Intravenous thrombolysis in a stroke patient taking dabigatran

Vivien H. Lee*, James J. Conners, Shyam Prabhakaran

*Corresponding author for this work

Research output: Contribution to journalArticlepeer-review

30 Scopus citations

Abstract

We describe the use of intravenous thrombolysis with recombinant tissue plasminogen activator (IV-rtPA) in a patient with concomitant dabigatran use. A 64-year-old man with a history of coronary artery disease, pacemaker placement, and atrial fibrillation developed acute right arm/face weakness and dysarthria. He was unable to list his home medications. His platelet count was 167 × 109/L (normal 150-399 × 109/L), and his activated partial thromboplastin time (aPTT) was 37.6 seconds (normal 24.0-33.0 seconds). His international normalized ratio (INR) was 1.1. He received IV-rtPA at 3 hours and 25 minutes after the onset of symptoms. After IV-rtPA was administered, it was discovered that the patient had been taking dabigatran for 2 months. After IV-rtPA, the patient developed severe superficial left arm ecchymoses but remained without cerebral complications. On poststroke day 1, his fibrinogen level was low at 63 mg % (normal 190-395 mg %), his aPTT was normal at 33, and his INR was elevated at 1.72 but decreased to 1.18 on the following day. Repeat computed tomographic imaging of his brain confirmed a left middle cerebral artery ischemic cortical infarct. We report a case of an acute stroke patient taking dabigatran who received IV-rtPA. In the acute stroke setting, clinicians should be aware of the increasing use of dabigatran in patients with atrial fibrillation when considering IV-rtPA. Although aPTT does not provide a linear response to dabigatran therapy, the presence of a completely normal PTT may exclude therapeutic dabigatran anticoagulation.
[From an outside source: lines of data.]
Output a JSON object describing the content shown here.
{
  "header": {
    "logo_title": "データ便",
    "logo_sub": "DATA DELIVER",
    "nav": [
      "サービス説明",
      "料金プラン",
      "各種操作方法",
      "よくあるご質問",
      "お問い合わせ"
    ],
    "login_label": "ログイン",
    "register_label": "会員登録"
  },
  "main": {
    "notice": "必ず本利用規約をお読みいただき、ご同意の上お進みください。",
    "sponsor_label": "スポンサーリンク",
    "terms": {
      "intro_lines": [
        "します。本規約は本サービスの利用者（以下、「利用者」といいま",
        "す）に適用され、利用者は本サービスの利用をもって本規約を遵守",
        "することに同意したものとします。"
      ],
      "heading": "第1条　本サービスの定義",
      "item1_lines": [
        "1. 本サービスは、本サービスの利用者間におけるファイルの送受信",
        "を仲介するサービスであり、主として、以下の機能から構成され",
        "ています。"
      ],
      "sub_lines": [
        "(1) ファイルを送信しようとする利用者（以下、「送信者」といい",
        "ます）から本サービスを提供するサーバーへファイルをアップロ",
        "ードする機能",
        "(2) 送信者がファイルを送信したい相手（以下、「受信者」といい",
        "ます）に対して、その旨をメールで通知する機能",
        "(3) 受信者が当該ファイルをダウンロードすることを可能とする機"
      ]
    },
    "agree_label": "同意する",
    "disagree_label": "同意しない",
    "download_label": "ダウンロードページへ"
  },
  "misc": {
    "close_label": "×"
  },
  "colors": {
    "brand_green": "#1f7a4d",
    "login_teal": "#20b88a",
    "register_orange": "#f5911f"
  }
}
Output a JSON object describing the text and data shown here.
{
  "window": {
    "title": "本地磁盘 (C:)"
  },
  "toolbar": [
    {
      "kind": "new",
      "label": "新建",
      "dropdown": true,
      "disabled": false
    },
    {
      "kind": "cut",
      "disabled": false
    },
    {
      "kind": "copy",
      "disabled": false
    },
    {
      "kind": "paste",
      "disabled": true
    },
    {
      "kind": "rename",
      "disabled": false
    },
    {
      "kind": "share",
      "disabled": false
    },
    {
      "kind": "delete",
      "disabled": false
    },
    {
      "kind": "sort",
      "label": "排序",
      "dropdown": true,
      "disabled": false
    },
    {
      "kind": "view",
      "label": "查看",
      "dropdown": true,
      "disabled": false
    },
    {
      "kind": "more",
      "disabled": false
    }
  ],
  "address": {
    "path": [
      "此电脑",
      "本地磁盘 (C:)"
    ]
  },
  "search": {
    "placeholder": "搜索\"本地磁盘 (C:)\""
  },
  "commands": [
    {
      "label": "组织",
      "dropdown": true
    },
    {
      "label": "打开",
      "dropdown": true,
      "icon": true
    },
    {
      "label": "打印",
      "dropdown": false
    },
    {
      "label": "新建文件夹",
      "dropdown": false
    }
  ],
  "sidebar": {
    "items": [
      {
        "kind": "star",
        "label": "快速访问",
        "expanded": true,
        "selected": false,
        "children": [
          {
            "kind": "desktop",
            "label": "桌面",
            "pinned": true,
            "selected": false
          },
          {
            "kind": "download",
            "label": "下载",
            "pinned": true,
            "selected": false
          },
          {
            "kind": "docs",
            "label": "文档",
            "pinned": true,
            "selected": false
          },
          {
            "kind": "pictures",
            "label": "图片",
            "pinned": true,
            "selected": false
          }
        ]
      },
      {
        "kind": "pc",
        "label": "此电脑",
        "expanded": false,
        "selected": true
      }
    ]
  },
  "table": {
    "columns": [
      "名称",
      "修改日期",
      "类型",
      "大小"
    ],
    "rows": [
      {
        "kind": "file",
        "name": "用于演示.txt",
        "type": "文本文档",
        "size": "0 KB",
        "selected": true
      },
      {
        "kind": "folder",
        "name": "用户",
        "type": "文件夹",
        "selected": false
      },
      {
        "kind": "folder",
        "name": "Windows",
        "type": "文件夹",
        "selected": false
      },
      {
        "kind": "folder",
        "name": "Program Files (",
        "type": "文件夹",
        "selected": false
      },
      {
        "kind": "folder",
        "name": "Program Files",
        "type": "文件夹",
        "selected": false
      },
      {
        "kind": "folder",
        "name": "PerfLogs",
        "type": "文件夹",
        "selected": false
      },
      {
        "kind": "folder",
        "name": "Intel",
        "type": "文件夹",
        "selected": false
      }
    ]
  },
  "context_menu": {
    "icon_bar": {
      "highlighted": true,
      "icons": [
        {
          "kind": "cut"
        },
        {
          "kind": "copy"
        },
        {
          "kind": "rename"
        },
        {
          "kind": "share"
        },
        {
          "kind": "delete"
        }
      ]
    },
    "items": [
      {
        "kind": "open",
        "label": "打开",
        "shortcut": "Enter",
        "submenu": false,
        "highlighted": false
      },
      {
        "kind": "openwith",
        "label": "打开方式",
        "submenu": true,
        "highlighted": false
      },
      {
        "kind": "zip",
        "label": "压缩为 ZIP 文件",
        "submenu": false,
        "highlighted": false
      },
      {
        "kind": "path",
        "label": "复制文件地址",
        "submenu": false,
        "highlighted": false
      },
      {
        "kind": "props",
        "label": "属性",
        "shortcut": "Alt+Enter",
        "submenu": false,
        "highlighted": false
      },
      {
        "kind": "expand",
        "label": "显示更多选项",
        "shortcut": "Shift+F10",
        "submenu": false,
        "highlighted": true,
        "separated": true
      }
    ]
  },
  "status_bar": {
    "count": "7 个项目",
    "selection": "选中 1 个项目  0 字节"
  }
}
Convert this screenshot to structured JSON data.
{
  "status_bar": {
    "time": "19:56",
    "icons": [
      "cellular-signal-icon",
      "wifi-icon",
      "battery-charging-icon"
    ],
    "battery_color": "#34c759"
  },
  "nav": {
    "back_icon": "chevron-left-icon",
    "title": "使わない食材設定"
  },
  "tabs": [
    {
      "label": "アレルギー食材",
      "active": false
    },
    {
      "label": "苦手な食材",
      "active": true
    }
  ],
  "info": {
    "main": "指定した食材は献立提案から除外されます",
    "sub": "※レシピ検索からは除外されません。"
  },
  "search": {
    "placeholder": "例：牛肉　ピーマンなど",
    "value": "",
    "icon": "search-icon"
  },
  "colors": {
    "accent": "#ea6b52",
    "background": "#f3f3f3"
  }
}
Original languageEnglish (US)
Pages (from-to)916.e11-916.e12
JournalJournal of Stroke and Cerebrovascular Diseases
Volume21
Issue number8
DOIs
StatePublished - Nov 2012

Keywords

  • Dabigatran
  • stroke
  • thrombolysis

ASJC Scopus subject areas

  • Surgery
  • Rehabilitation
  • Clinical Neurology
  • Cardiology and Cardiovascular Medicine

Fingerprint Dive into the research topics of 'Intravenous thrombolysis in a stroke patient taking dabigatran'. Together they form a unique fingerprint.

Cite this